*** Given entries ***

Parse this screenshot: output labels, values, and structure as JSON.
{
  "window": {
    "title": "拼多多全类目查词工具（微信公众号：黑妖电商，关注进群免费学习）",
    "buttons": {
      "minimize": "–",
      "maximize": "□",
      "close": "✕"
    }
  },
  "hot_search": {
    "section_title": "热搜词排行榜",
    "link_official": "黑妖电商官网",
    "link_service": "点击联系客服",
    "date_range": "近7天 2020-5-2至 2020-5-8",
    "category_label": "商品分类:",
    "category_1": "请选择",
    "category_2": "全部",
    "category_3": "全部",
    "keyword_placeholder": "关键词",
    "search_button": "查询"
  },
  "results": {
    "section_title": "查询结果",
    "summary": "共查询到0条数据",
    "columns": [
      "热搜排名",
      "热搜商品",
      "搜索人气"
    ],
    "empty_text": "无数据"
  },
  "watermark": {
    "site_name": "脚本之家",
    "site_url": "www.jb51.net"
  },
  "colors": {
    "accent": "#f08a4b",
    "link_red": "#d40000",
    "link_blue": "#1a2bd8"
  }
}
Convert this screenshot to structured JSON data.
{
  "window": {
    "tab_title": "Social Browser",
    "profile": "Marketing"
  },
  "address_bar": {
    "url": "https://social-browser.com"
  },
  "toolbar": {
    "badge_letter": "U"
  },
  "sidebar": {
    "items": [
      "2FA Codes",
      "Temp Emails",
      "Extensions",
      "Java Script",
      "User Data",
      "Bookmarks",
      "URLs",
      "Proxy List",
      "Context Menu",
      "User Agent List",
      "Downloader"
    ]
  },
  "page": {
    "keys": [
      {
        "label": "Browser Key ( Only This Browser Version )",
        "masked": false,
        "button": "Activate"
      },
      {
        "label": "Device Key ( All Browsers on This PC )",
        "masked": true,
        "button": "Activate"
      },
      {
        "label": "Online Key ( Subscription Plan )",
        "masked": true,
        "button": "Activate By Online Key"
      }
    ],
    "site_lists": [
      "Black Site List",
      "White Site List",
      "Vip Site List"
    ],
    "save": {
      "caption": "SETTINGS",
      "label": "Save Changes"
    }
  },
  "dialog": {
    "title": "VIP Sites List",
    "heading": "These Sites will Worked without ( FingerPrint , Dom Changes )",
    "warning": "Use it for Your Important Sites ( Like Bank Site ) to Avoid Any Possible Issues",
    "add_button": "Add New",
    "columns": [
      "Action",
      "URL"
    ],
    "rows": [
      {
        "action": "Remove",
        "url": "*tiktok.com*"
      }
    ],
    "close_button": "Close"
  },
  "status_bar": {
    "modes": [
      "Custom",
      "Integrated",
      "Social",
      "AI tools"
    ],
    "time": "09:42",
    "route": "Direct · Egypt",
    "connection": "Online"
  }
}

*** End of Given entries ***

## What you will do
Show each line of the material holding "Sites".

## Task result
    "title": "VIP Sites List",
    "heading": "These Sites will Worked without ( FingerPrint , Dom Changes )",
    "warning": "Use it for Your Important Sites ( Like Bank Site ) to Avoid Any Possible Issues",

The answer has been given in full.